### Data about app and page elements
--- START ---
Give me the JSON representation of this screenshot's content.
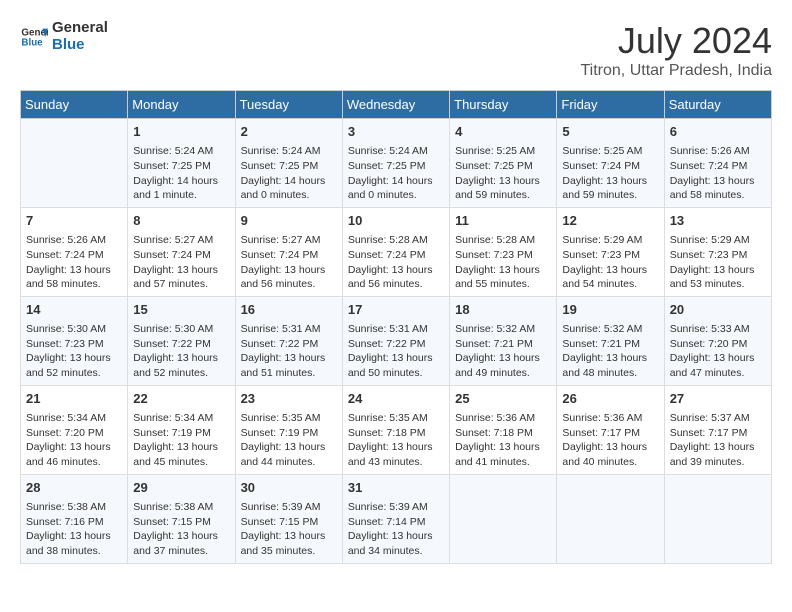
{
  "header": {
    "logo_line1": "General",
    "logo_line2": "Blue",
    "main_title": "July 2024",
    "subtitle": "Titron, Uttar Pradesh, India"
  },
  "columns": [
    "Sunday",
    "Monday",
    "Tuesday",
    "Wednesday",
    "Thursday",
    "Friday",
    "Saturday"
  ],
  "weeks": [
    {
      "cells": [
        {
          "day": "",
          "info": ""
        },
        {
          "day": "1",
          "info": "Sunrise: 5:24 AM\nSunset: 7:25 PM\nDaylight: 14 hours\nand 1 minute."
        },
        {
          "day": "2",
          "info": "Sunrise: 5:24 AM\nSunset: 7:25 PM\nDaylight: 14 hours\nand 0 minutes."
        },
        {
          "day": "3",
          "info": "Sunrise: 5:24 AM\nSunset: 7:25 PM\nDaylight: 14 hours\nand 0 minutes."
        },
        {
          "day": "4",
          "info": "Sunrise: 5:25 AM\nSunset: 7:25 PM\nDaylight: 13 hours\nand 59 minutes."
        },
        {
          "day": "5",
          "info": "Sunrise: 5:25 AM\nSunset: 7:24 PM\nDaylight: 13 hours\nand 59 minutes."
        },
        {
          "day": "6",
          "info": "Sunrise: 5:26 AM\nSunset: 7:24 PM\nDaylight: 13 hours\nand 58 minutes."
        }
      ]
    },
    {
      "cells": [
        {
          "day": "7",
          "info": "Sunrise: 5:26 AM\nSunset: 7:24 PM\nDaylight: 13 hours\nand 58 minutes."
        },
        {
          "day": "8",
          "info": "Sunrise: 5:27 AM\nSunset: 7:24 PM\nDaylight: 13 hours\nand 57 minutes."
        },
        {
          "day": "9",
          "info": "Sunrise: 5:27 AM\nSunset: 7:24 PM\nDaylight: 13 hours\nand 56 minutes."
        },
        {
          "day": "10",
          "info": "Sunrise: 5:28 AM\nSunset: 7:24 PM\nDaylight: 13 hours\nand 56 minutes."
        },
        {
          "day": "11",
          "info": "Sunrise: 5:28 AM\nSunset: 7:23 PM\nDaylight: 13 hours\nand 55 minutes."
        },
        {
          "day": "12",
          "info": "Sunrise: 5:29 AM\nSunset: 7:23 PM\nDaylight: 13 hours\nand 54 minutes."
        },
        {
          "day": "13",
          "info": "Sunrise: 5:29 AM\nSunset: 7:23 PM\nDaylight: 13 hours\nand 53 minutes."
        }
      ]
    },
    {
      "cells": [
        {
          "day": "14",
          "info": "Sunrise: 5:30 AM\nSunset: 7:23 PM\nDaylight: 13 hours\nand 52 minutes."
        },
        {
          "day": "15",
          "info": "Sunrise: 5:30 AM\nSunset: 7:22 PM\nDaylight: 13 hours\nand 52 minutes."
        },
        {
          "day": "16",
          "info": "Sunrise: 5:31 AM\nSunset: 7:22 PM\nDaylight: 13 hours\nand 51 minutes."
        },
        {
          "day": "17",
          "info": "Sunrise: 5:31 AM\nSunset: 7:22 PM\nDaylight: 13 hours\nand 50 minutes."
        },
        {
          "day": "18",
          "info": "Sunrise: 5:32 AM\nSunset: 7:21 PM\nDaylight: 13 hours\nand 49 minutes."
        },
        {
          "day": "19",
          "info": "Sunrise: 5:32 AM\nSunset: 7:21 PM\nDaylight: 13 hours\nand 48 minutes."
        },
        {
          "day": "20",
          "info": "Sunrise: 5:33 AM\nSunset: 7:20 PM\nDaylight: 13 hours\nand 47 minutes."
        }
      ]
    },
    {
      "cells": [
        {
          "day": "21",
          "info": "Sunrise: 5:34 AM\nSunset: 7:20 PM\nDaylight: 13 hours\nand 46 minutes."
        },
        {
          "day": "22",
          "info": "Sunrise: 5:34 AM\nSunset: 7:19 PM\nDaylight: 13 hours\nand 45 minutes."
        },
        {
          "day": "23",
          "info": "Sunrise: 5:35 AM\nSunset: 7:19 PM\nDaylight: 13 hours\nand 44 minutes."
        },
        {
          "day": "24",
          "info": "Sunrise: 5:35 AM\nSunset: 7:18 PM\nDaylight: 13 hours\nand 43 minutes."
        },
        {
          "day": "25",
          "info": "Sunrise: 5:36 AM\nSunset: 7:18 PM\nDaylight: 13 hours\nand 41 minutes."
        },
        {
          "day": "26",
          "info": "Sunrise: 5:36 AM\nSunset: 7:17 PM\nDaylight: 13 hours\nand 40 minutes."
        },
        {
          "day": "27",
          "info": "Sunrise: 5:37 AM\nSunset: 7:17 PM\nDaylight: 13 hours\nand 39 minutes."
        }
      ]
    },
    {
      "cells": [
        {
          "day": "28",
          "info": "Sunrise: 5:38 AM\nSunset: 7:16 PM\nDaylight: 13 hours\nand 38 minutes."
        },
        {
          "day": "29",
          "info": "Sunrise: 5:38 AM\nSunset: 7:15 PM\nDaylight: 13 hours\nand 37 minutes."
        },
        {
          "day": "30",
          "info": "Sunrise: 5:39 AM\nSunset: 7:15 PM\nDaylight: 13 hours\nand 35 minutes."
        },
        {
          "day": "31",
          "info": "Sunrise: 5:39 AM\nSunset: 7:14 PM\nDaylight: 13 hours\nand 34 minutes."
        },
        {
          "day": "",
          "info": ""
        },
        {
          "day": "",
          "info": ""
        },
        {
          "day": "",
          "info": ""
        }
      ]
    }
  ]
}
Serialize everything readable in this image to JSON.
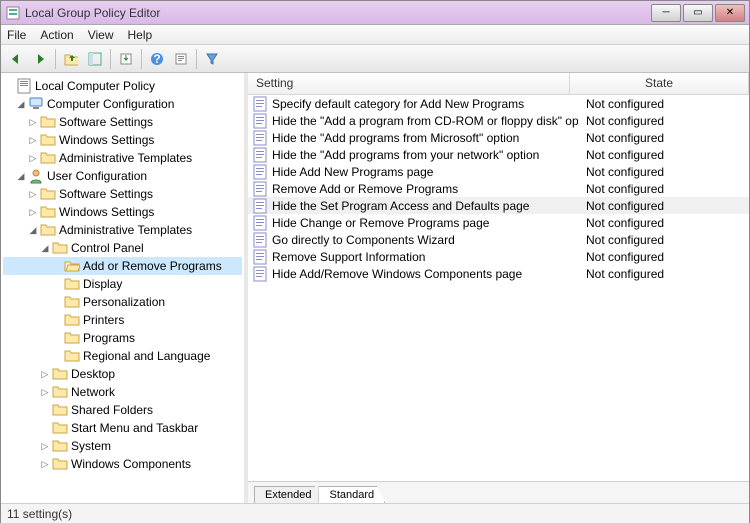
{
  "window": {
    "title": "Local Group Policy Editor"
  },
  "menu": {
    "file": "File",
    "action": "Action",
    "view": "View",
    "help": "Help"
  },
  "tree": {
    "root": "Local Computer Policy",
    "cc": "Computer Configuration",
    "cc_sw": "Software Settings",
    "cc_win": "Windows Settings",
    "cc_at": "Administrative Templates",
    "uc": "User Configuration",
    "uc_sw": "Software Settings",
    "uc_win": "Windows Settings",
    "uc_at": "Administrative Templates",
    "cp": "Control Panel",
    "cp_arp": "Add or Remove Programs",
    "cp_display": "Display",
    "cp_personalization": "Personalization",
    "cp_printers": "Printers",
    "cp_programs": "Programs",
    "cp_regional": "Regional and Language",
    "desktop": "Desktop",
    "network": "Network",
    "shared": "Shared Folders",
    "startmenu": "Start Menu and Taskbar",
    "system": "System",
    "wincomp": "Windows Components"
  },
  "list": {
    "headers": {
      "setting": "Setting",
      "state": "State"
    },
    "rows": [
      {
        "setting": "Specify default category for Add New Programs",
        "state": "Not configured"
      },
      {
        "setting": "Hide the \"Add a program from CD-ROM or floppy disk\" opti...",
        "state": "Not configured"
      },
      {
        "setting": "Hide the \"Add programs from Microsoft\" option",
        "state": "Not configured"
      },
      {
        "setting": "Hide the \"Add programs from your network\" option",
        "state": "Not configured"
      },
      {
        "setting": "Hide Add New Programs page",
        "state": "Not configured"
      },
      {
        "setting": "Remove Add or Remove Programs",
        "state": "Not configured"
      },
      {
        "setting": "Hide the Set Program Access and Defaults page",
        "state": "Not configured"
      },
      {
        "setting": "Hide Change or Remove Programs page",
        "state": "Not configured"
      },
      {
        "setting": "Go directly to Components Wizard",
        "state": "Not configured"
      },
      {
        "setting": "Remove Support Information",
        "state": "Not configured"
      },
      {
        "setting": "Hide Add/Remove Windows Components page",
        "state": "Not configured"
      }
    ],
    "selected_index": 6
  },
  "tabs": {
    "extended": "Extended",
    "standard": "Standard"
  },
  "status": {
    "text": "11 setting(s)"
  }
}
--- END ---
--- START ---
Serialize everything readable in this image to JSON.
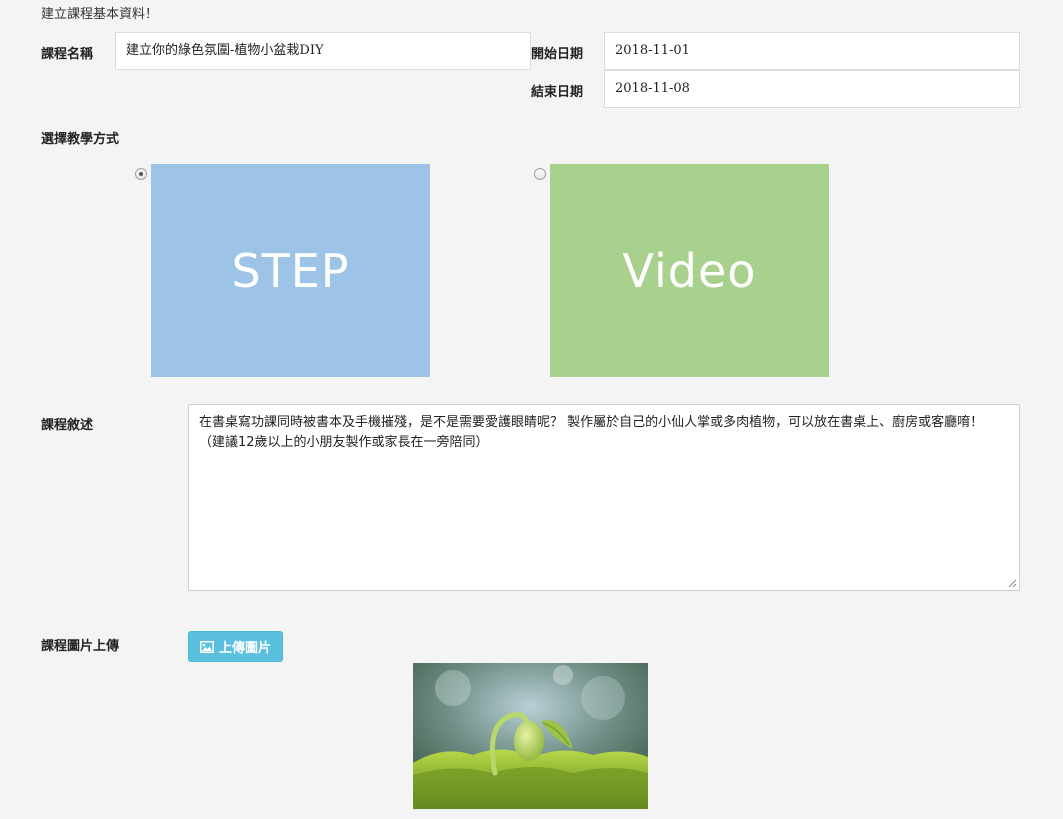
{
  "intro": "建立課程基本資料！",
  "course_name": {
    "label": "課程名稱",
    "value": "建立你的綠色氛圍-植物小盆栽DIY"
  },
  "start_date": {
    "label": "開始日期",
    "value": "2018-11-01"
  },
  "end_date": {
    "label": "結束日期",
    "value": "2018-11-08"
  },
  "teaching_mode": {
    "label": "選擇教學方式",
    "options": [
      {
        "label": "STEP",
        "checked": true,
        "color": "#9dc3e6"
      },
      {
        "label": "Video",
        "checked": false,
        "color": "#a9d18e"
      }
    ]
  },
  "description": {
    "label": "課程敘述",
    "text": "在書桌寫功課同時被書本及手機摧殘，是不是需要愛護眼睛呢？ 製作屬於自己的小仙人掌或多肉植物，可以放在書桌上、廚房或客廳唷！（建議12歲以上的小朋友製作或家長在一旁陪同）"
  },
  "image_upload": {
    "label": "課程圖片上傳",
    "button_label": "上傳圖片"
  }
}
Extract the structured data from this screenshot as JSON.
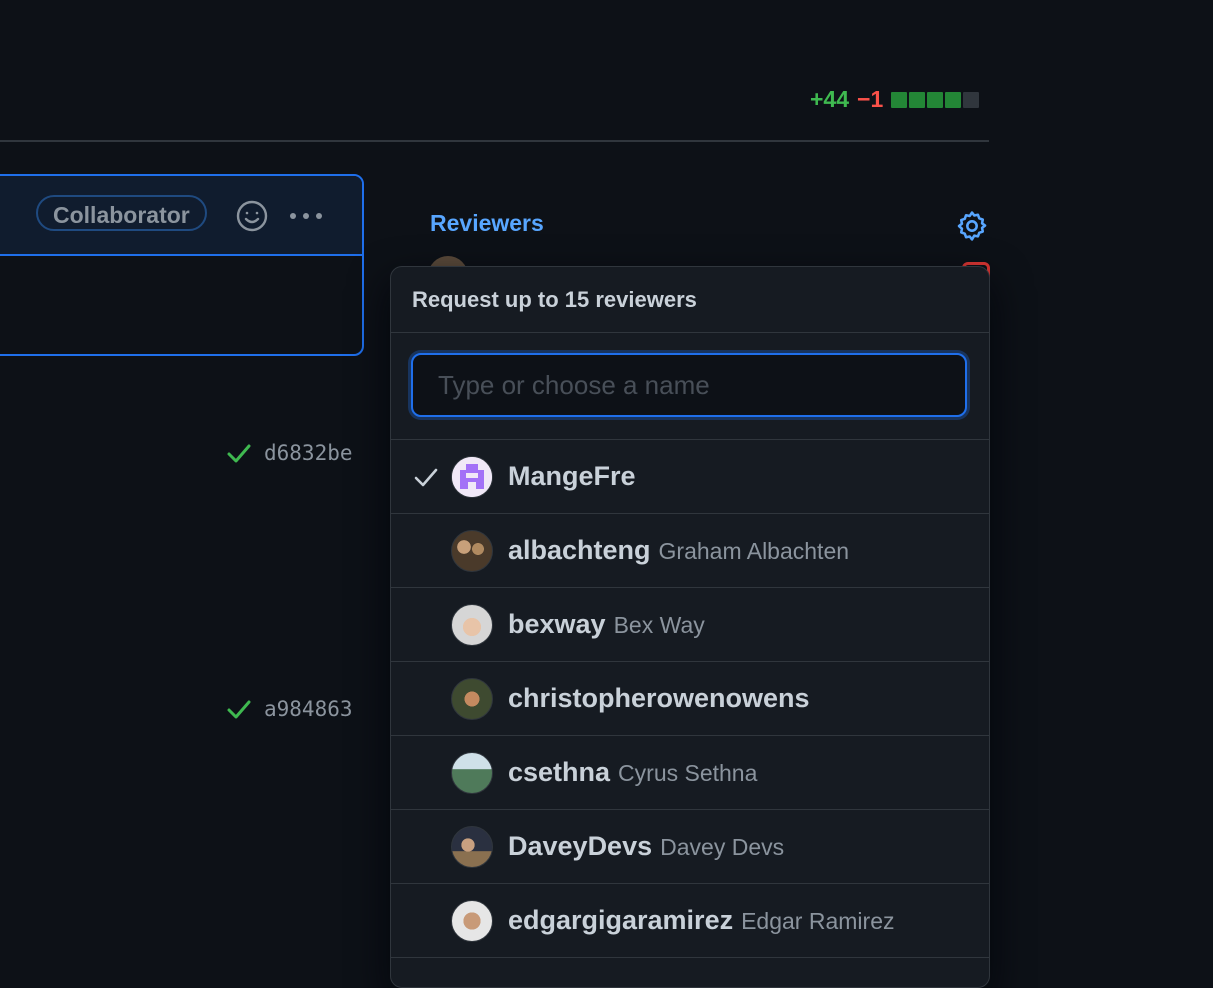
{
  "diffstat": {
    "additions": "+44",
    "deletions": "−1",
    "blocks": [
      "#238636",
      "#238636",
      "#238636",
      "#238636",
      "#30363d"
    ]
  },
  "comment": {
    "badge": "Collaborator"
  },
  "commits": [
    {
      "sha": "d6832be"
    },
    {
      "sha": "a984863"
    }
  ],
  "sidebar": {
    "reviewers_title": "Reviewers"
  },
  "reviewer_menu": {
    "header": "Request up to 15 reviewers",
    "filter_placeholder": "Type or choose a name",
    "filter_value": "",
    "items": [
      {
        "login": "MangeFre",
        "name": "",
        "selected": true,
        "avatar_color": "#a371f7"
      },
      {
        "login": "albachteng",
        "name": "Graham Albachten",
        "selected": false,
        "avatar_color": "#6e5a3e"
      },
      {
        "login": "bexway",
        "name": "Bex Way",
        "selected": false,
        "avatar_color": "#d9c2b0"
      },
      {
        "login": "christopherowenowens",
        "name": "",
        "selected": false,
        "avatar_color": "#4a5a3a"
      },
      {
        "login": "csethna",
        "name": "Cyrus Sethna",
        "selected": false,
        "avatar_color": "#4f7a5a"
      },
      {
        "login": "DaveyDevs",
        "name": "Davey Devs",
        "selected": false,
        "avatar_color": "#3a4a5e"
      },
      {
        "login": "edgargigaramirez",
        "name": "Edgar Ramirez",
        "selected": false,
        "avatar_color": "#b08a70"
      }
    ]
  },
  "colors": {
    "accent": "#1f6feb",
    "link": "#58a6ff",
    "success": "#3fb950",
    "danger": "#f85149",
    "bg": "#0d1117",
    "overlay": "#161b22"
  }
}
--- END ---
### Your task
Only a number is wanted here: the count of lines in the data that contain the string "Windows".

### Answer for this exercise
4